— Task details —
Quote every line below exactly as it reads.

Element data from apps and pages:
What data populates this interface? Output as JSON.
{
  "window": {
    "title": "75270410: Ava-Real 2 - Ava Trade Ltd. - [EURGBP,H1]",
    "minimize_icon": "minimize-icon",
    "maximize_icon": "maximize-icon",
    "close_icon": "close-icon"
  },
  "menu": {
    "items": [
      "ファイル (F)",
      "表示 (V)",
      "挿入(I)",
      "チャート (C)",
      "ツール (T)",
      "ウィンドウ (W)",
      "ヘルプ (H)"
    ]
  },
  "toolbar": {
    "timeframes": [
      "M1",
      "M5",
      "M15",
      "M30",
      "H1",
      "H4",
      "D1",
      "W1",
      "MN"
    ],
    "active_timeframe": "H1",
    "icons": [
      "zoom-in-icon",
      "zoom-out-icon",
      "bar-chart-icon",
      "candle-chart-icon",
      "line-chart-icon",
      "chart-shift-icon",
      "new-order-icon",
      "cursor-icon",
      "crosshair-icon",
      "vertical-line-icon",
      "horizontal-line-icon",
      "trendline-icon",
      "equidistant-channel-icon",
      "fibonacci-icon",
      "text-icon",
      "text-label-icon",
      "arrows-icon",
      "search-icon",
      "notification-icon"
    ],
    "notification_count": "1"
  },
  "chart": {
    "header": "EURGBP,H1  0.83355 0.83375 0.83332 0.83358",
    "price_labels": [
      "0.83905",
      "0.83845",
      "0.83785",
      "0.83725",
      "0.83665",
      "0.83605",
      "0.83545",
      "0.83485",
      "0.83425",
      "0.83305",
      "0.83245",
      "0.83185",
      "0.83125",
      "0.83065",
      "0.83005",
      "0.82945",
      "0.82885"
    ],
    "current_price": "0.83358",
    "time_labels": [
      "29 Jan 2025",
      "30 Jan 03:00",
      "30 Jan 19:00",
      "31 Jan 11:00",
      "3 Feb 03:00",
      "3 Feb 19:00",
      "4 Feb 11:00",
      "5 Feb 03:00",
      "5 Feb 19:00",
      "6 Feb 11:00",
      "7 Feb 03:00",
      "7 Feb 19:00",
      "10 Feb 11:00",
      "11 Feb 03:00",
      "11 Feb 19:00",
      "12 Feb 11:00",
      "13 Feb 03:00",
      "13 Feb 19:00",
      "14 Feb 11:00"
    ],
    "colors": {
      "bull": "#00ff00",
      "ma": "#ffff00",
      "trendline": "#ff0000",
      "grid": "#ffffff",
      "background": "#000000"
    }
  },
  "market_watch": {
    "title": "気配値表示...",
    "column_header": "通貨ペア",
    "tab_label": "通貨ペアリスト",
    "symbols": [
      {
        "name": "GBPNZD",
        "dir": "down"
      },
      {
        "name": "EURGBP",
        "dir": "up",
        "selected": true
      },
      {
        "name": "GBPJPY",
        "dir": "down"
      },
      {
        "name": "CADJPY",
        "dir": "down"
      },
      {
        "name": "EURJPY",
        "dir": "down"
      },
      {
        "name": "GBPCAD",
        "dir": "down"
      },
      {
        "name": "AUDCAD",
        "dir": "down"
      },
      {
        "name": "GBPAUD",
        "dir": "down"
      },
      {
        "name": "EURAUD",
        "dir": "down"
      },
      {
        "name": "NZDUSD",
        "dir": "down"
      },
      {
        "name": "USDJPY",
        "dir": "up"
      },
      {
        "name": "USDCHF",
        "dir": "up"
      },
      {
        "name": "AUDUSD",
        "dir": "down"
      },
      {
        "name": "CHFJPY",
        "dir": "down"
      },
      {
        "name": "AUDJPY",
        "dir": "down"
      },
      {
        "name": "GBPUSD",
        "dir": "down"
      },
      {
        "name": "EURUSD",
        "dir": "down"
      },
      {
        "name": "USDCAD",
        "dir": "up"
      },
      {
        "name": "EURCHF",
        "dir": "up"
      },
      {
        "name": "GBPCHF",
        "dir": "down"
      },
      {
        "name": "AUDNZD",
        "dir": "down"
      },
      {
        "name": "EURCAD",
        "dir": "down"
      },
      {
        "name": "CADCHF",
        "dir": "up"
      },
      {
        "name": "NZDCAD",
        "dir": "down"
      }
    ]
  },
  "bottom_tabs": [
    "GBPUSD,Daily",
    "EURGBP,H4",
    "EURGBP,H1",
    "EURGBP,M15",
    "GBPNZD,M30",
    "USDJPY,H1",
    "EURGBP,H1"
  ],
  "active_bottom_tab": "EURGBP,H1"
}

— Your solution —
What data populates this interface? Output as JSON.
{
  "window": {
    "title": "75270410: Ava-Real 2 - Ava Trade Ltd. - [EURGBP,H1]",
    "minimize_icon": "minimize-icon",
    "maximize_icon": "maximize-icon",
    "close_icon": "close-icon"
  },
  "menu": {
    "items": [
      "ファイル (F)",
      "表示 (V)",
      "挿入(I)",
      "チャート (C)",
      "ツール (T)",
      "ウィンドウ (W)",
      "ヘルプ (H)"
    ]
  },
  "toolbar": {
    "timeframes": [
      "M1",
      "M5",
      "M15",
      "M30",
      "H1",
      "H4",
      "D1",
      "W1",
      "MN"
    ],
    "active_timeframe": "H1",
    "icons": [
      "zoom-in-icon",
      "zoom-out-icon",
      "bar-chart-icon",
      "candle-chart-icon",
      "line-chart-icon",
      "chart-shift-icon",
      "new-order-icon",
      "cursor-icon",
      "crosshair-icon",
      "vertical-line-icon",
      "horizontal-line-icon",
      "trendline-icon",
      "equidistant-channel-icon",
      "fibonacci-icon",
      "text-icon",
      "text-label-icon",
      "arrows-icon",
      "search-icon",
      "notification-icon"
    ],
    "notification_count": "1"
  },
  "chart": {
    "header": "EURGBP,H1  0.83355 0.83375 0.83332 0.83358",
    "price_labels": [
      "0.83905",
      "0.83845",
      "0.83785",
      "0.83725",
      "0.83665",
      "0.83605",
      "0.83545",
      "0.83485",
      "0.83425",
      "0.83305",
      "0.83245",
      "0.83185",
      "0.83125",
      "0.83065",
      "0.83005",
      "0.82945",
      "0.82885"
    ],
    "current_price": "0.83358",
    "time_labels": [
      "29 Jan 2025",
      "30 Jan 03:00",
      "30 Jan 19:00",
      "31 Jan 11:00",
      "3 Feb 03:00",
      "3 Feb 19:00",
      "4 Feb 11:00",
      "5 Feb 03:00",
      "5 Feb 19:00",
      "6 Feb 11:00",
      "7 Feb 03:00",
      "7 Feb 19:00",
      "10 Feb 11:00",
      "11 Feb 03:00",
      "11 Feb 19:00",
      "12 Feb 11:00",
      "13 Feb 03:00",
      "13 Feb 19:00",
      "14 Feb 11:00"
    ],
    "colors": {
      "bull": "#00ff00",
      "ma": "#ffff00",
      "trendline": "#ff0000",
      "grid": "#ffffff",
      "background": "#000000"
    }
  },
  "market_watch": {
    "title": "気配値表示...",
    "column_header": "通貨ペア",
    "tab_label": "通貨ペアリスト",
    "symbols": [
      {
        "name": "GBPNZD",
        "dir": "down"
      },
      {
        "name": "EURGBP",
        "dir": "up",
        "selected": true
      },
      {
        "name": "GBPJPY",
        "dir": "down"
      },
      {
        "name": "CADJPY",
        "dir": "down"
      },
      {
        "name": "EURJPY",
        "dir": "down"
      },
      {
        "name": "GBPCAD",
        "dir": "down"
      },
      {
        "name": "AUDCAD",
        "dir": "down"
      },
      {
        "name": "GBPAUD",
        "dir": "down"
      },
      {
        "name": "EURAUD",
        "dir": "down"
      },
      {
        "name": "NZDUSD",
        "dir": "down"
      },
      {
        "name": "USDJPY",
        "dir": "up"
      },
      {
        "name": "USDCHF",
        "dir": "up"
      },
      {
        "name": "AUDUSD",
        "dir": "down"
      },
      {
        "name": "CHFJPY",
        "dir": "down"
      },
      {
        "name": "AUDJPY",
        "dir": "down"
      },
      {
        "name": "GBPUSD",
        "dir": "down"
      },
      {
        "name": "EURUSD",
        "dir": "down"
      },
      {
        "name": "USDCAD",
        "dir": "up"
      },
      {
        "name": "EURCHF",
        "dir": "up"
      },
      {
        "name": "GBPCHF",
        "dir": "down"
      },
      {
        "name": "AUDNZD",
        "dir": "down"
      },
      {
        "name": "EURCAD",
        "dir": "down"
      },
      {
        "name": "CADCHF",
        "dir": "up"
      },
      {
        "name": "NZDCAD",
        "dir": "down"
      }
    ]
  },
  "bottom_tabs": [
    "GBPUSD,Daily",
    "EURGBP,H4",
    "EURGBP,H1",
    "EURGBP,M15",
    "GBPNZD,M30",
    "USDJPY,H1",
    "EURGBP,H1"
  ],
  "active_bottom_tab": "EURGBP,H1"
}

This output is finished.